The past can't run from the future, any more than the future can run from the past, he thinks.
He touches this picture and doesn't know why. Looks up at her, the real her, he'd thought, sitting just beside him. This picture is the only one that doesn't feel wrong to him.
She's crying, in the chair beside his bed. He is uncomfortable, and wants to give her privacy. He realizes perhaps the real her is the one immortalized in these images. Perhaps the real her no longer exists.
She looked happy, then, when she existed. Her hair goes from long to short to long again. Every change suits her. The boy has since grown into a man. When they are together in the frame, they look as if they share a secret that no one else in the world will ever know.
They get married. Her dress is simple, his suit is rumpled. For the first time, they are both blushing as if shy of each other, or perhaps of the extravagance of the event. His sister holds a bouquet of bright yellow tulips, and her mouth is open as if she were speaking. His parents, older now, dancing- they still hold each other as if it was their wedding day.
He stops, he thinks he can't look anymore. He doesn't want to look at her. Doesn't want to see her tears, not now that he knows how she can smile.
Photographs are just the remnants of moments in time that no longer exist, he thinks. Just the ghosts of images that mock what was once alive.
She sees his distress, maybe, or is too far gone in her own, and tries to take the album from him. He resists. He hasn't finished yet.
What destruction looks like is this: a little baby, flushed and brand new, curled up in her mother's arms. A girl, a daughter.
Eventually, she has red hair, like her mother, and her father's serious gaze, the same gaze as the little boy in the black and white beginning.
A feverish turning of pages and the moments become almost like a film- she takes her first steps and runs along with him, unaware that she won't ever catch up.
And now here is the end and the point to this long journey through history: she of the dark eyes and the messy red hair, the culmination of all who came before, is the last picture in the book.
She is climbing on her father's leg, pulling at him, as he looks down at her with exasperation and adoration combined, a present held up in his hand. It is wrapped in white and gold wrapping paper. She has a white dress on, is missing one of her shoes, her hair is a smudge of red.
Her face is blurred from the movement, from the vibrant energy contained within her.
He stares at this picture longer than he thinks. He stares until his eyes water from the staring.
There's nothing beyond her.
The woman in the blue dress closes the album. She is crying, but her tears fall as though they've forgotten how not to.
“Do you remember anything?” she asks.
He remembers only this white room, what had elapsed in it before this photo album was unleashed on him.

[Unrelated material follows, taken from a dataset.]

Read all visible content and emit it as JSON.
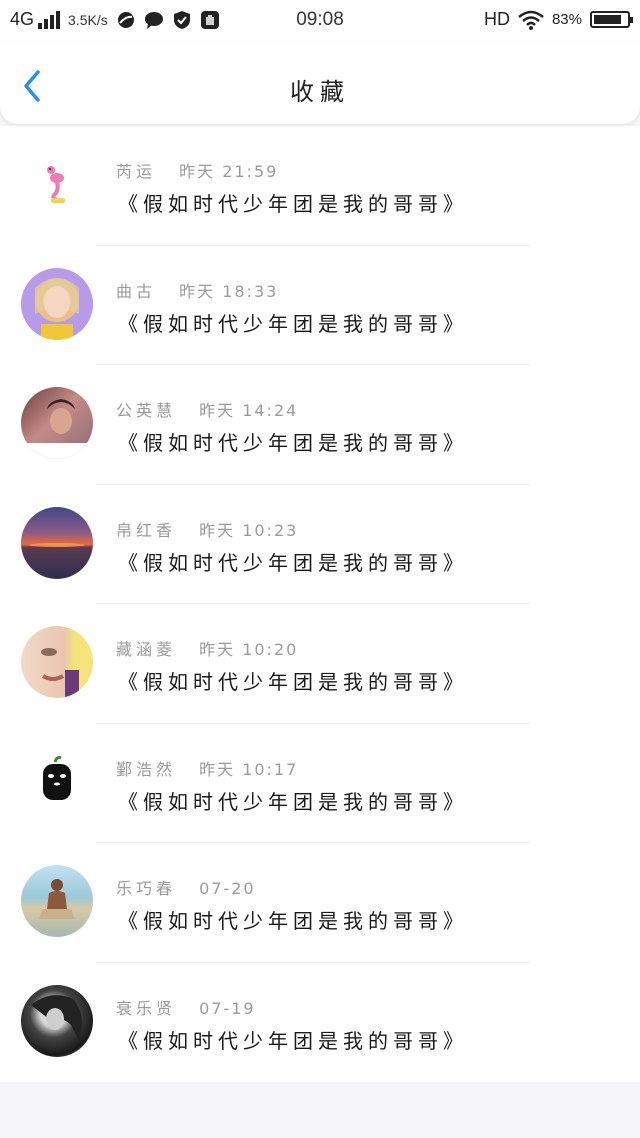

He remembers waking up. He remembers the explanations. A wreck, an accident, on the highway. He had survived, the only one of ten others involved. No one had told him about this little girl, this amalgamation of history, this abrupt, final picture in the album of his life.
A dull ache echoes through him, the hollow tunnels of his body. Emptiness too suffocating to tolerate.
“No,” he says, and his wife squeezes his hand.
Elahe Zare is a traveler and writer, with a love of words and languages. She has lived in such diverse places as Turkey and Norway, but is currently based in Seattle, WA, with her partner and infant son. She has both too much time on her hands, and too little.